>>>>>

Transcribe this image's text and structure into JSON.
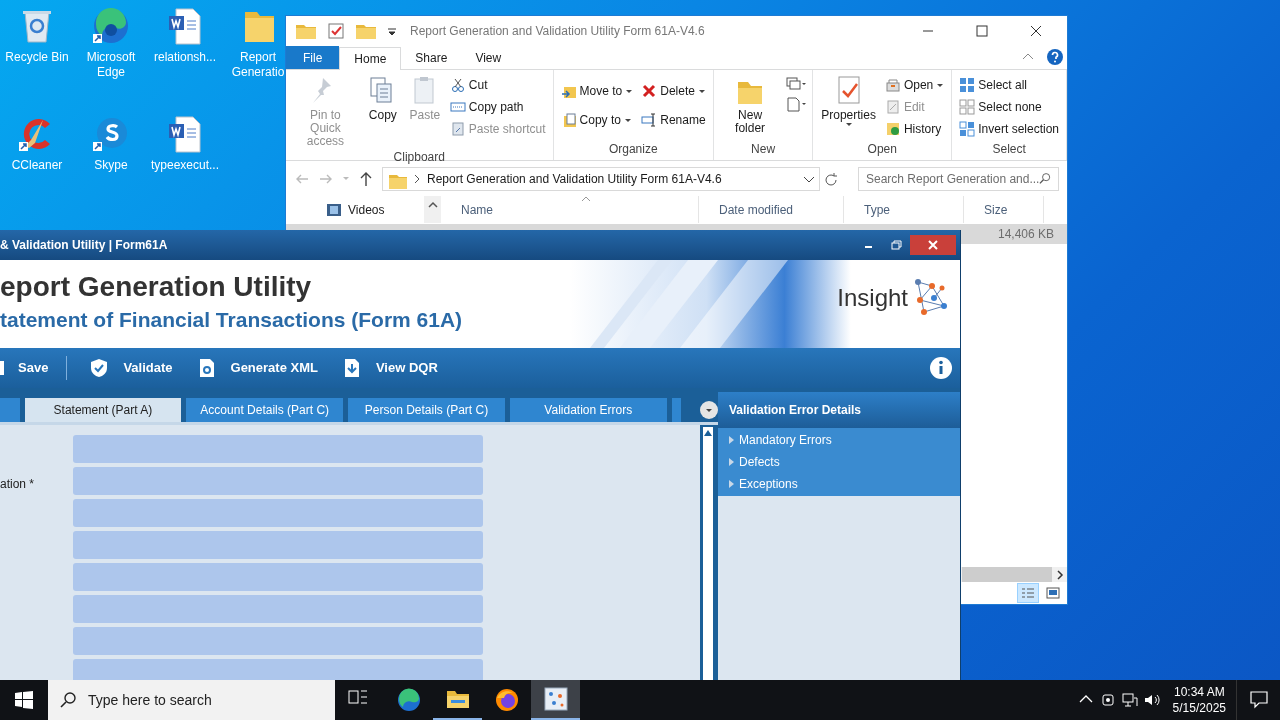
{
  "desktop_icons": [
    {
      "label": "Recycle Bin"
    },
    {
      "label": "Microsoft Edge"
    },
    {
      "label": "relationsh..."
    },
    {
      "label": "Report Generatio"
    },
    {
      "label": "CCleaner"
    },
    {
      "label": "Skype"
    },
    {
      "label": "typeexecut..."
    }
  ],
  "explorer": {
    "title": "Report Generation and Validation Utility Form 61A-V4.6",
    "ribbon_tabs": [
      {
        "label": "File",
        "kind": "file",
        "selected": false
      },
      {
        "label": "Home",
        "kind": "tab",
        "selected": true
      },
      {
        "label": "Share",
        "kind": "tab",
        "selected": false
      },
      {
        "label": "View",
        "kind": "tab",
        "selected": false
      }
    ],
    "ribbon_groups": [
      {
        "label": "Clipboard",
        "items": [
          {
            "label": "Pin to Quick access",
            "kind": "large",
            "disabled": true,
            "dropdown": false
          },
          {
            "label": "Copy",
            "kind": "large",
            "disabled": false,
            "dropdown": false
          },
          {
            "label": "Paste",
            "kind": "large",
            "disabled": true,
            "dropdown": false
          },
          {
            "label": "Cut",
            "kind": "small",
            "disabled": false,
            "dropdown": false
          },
          {
            "label": "Copy path",
            "kind": "small",
            "disabled": false,
            "dropdown": false
          },
          {
            "label": "Paste shortcut",
            "kind": "small",
            "disabled": true,
            "dropdown": false
          }
        ]
      },
      {
        "label": "Organize",
        "items": [
          {
            "label": "Move to",
            "kind": "medium",
            "disabled": false,
            "dropdown": true
          },
          {
            "label": "Copy to",
            "kind": "medium",
            "disabled": false,
            "dropdown": true
          },
          {
            "label": "Delete",
            "kind": "medium",
            "disabled": false,
            "dropdown": true
          },
          {
            "label": "Rename",
            "kind": "medium",
            "disabled": false,
            "dropdown": false
          }
        ]
      },
      {
        "label": "New",
        "items": [
          {
            "label": "New folder",
            "kind": "large",
            "disabled": false,
            "dropdown": false
          }
        ]
      },
      {
        "label": "Open",
        "items": [
          {
            "label": "Properties",
            "kind": "large",
            "disabled": false,
            "dropdown": true
          },
          {
            "label": "Open",
            "kind": "small",
            "disabled": false,
            "dropdown": true
          },
          {
            "label": "Edit",
            "kind": "small",
            "disabled": true,
            "dropdown": false
          },
          {
            "label": "History",
            "kind": "small",
            "disabled": false,
            "dropdown": false
          }
        ]
      },
      {
        "label": "Select",
        "items": [
          {
            "label": "Select all",
            "kind": "small",
            "disabled": false,
            "dropdown": false
          },
          {
            "label": "Select none",
            "kind": "small",
            "disabled": false,
            "dropdown": false
          },
          {
            "label": "Invert selection",
            "kind": "small",
            "disabled": false,
            "dropdown": false
          }
        ]
      }
    ],
    "address": "Report Generation and Validation Utility Form 61A-V4.6",
    "search_placeholder": "Search Report Generation and...",
    "nav_items": [
      {
        "label": "Videos"
      }
    ],
    "columns": [
      "Name",
      "Date modified",
      "Type",
      "Size"
    ],
    "file_size": "14,406 KB"
  },
  "app": {
    "title": "& Validation Utility | Form61A",
    "heading": "eport Generation Utility",
    "subheading": "tatement of Financial Transactions (Form 61A)",
    "brand": "Insight",
    "toolbar": [
      "Save",
      "Validate",
      "Generate XML",
      "View DQR"
    ],
    "tabs": [
      {
        "label": "Statement (Part A)",
        "selected": true
      },
      {
        "label": "Account Details (Part C)",
        "selected": false
      },
      {
        "label": "Person Details (Part C)",
        "selected": false
      },
      {
        "label": "Validation Errors",
        "selected": false
      }
    ],
    "form_label": "ation *",
    "fields": [
      {
        "kind": "text"
      },
      {
        "kind": "text"
      },
      {
        "kind": "text"
      },
      {
        "kind": "text"
      },
      {
        "kind": "text"
      },
      {
        "kind": "text"
      },
      {
        "kind": "text"
      },
      {
        "kind": "text"
      }
    ],
    "panel": {
      "title": "Validation Error Details",
      "items": [
        {
          "label": "Mandatory Errors",
          "expanded": false
        },
        {
          "label": "Defects",
          "expanded": false
        },
        {
          "label": "Exceptions",
          "expanded": false
        }
      ]
    }
  },
  "taskbar": {
    "search_placeholder": "Type here to search",
    "apps": [
      {
        "kind": "taskview",
        "active": false
      },
      {
        "kind": "edge",
        "active": false
      },
      {
        "kind": "explorer",
        "active": true
      },
      {
        "kind": "firefox",
        "active": false
      },
      {
        "kind": "utility",
        "active": true
      }
    ],
    "time": "10:34 AM",
    "date": "5/15/2025"
  }
}
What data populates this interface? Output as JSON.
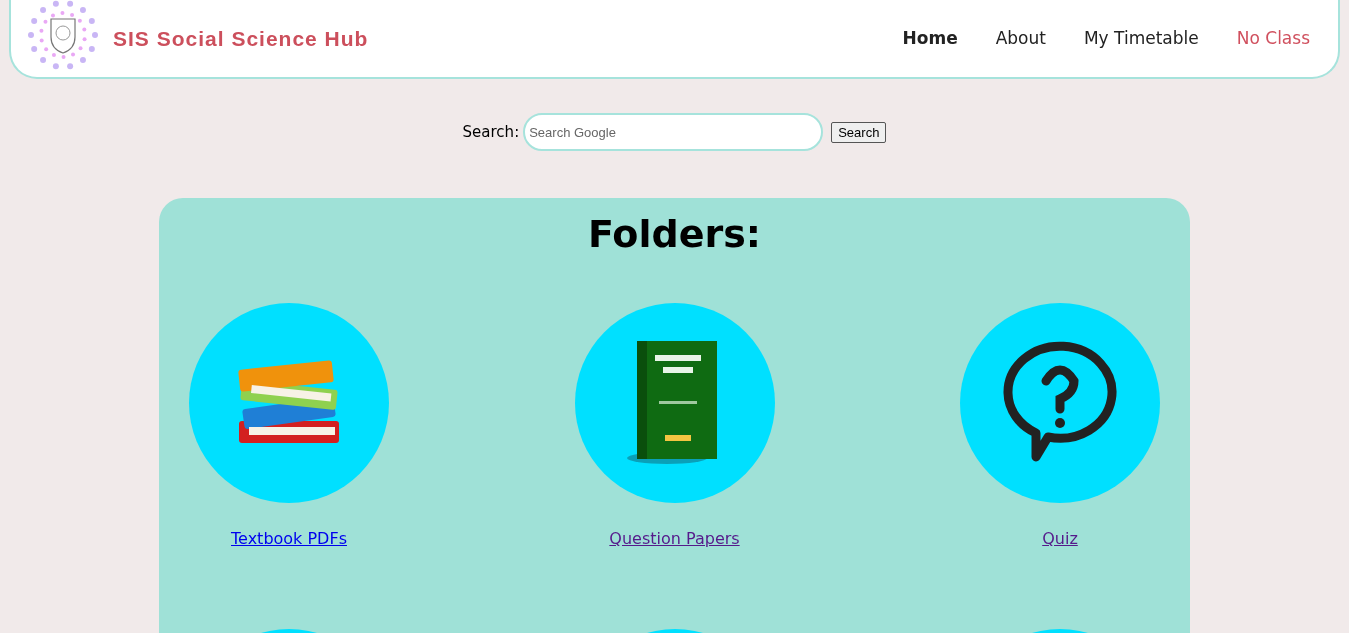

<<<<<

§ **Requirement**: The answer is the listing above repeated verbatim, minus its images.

§ **Answer to this exercise**:
Transcribe this image's text and structure into JSON.
{
  "desktop_icons": [
    {
      "label": "Recycle Bin"
    },
    {
      "label": "Microsoft Edge"
    },
    {
      "label": "relationsh..."
    },
    {
      "label": "Report Generatio"
    },
    {
      "label": "CCleaner"
    },
    {
      "label": "Skype"
    },
    {
      "label": "typeexecut..."
    }
  ],
  "explorer": {
    "title": "Report Generation and Validation Utility Form 61A-V4.6",
    "ribbon_tabs": [
      {
        "label": "File",
        "kind": "file",
        "selected": false
      },
      {
        "label": "Home",
        "kind": "tab",
        "selected": true
      },
      {
        "label": "Share",
        "kind": "tab",
        "selected": false
      },
      {
        "label": "View",
        "kind": "tab",
        "selected": false
      }
    ],
    "ribbon_groups": [
      {
        "label": "Clipboard",
        "items": [
          {
            "label": "Pin to Quick access",
            "kind": "large",
            "disabled": true,
            "dropdown": false
          },
          {
            "label": "Copy",
            "kind": "large",
            "disabled": false,
            "dropdown": false
          },
          {
            "label": "Paste",
            "kind": "large",
            "disabled": true,
            "dropdown": false
          },
          {
            "label": "Cut",
            "kind": "small",
            "disabled": false,
            "dropdown": false
          },
          {
            "label": "Copy path",
            "kind": "small",
            "disabled": false,
            "dropdown": false
          },
          {
            "label": "Paste shortcut",
            "kind": "small",
            "disabled": true,
            "dropdown": false
          }
        ]
      },
      {
        "label": "Organize",
        "items": [
          {
            "label": "Move to",
            "kind": "medium",
            "disabled": false,
            "dropdown": true
          },
          {
            "label": "Copy to",
            "kind": "medium",
            "disabled": false,
            "dropdown": true
          },
          {
            "label": "Delete",
            "kind": "medium",
            "disabled": false,
            "dropdown": true
          },
          {
            "label": "Rename",
            "kind": "medium",
            "disabled": false,
            "dropdown": false
          }
        ]
      },
      {
        "label": "New",
        "items": [
          {
            "label": "New folder",
            "kind": "large",
            "disabled": false,
            "dropdown": false
          }
        ]
      },
      {
        "label": "Open",
        "items": [
          {
            "label": "Properties",
            "kind": "large",
            "disabled": false,
            "dropdown": true
          },
          {
            "label": "Open",
            "kind": "small",
            "disabled": false,
            "dropdown": true
          },
          {
            "label": "Edit",
            "kind": "small",
            "disabled": true,
            "dropdown": false
          },
          {
            "label": "History",
            "kind": "small",
            "disabled": false,
            "dropdown": false
          }
        ]
      },
      {
        "label": "Select",
        "items": [
          {
            "label": "Select all",
            "kind": "small",
            "disabled": false,
            "dropdown": false
          },
          {
            "label": "Select none",
            "kind": "small",
            "disabled": false,
            "dropdown": false
          },
          {
            "label": "Invert selection",
            "kind": "small",
            "disabled": false,
            "dropdown": false
          }
        ]
      }
    ],
    "address": "Report Generation and Validation Utility Form 61A-V4.6",
    "search_placeholder": "Search Report Generation and...",
    "nav_items": [
      {
        "label": "Videos"
      }
    ],
    "columns": [
      "Name",
      "Date modified",
      "Type",
      "Size"
    ],
    "file_size": "14,406 KB"
  },
  "app": {
    "title": "& Validation Utility | Form61A",
    "heading": "eport Generation Utility",
    "subheading": "tatement of Financial Transactions (Form 61A)",
    "brand": "Insight",
    "toolbar": [
      "Save",
      "Validate",
      "Generate XML",
      "View DQR"
    ],
    "tabs": [
      {
        "label": "Statement (Part A)",
        "selected": true
      },
      {
        "label": "Account Details (Part C)",
        "selected": false
      },
      {
        "label": "Person Details (Part C)",
        "selected": false
      },
      {
        "label": "Validation Errors",
        "selected": false
      }
    ],
    "form_label": "ation *",
    "fields": [
      {
        "kind": "text"
      },
      {
        "kind": "text"
      },
      {
        "kind": "text"
      },
      {
        "kind": "text"
      },
      {
        "kind": "text"
      },
      {
        "kind": "text"
      },
      {
        "kind": "text"
      },
      {
        "kind": "text"
      }
    ],
    "panel": {
      "title": "Validation Error Details",
      "items": [
        {
          "label": "Mandatory Errors",
          "expanded": false
        },
        {
          "label": "Defects",
          "expanded": false
        },
        {
          "label": "Exceptions",
          "expanded": false
        }
      ]
    }
  },
  "taskbar": {
    "search_placeholder": "Type here to search",
    "apps": [
      {
        "kind": "taskview",
        "active": false
      },
      {
        "kind": "edge",
        "active": false
      },
      {
        "kind": "explorer",
        "active": true
      },
      {
        "kind": "firefox",
        "active": false
      },
      {
        "kind": "utility",
        "active": true
      }
    ],
    "time": "10:34 AM",
    "date": "5/15/2025"
  }
}
What data populates this interface? Output as JSON.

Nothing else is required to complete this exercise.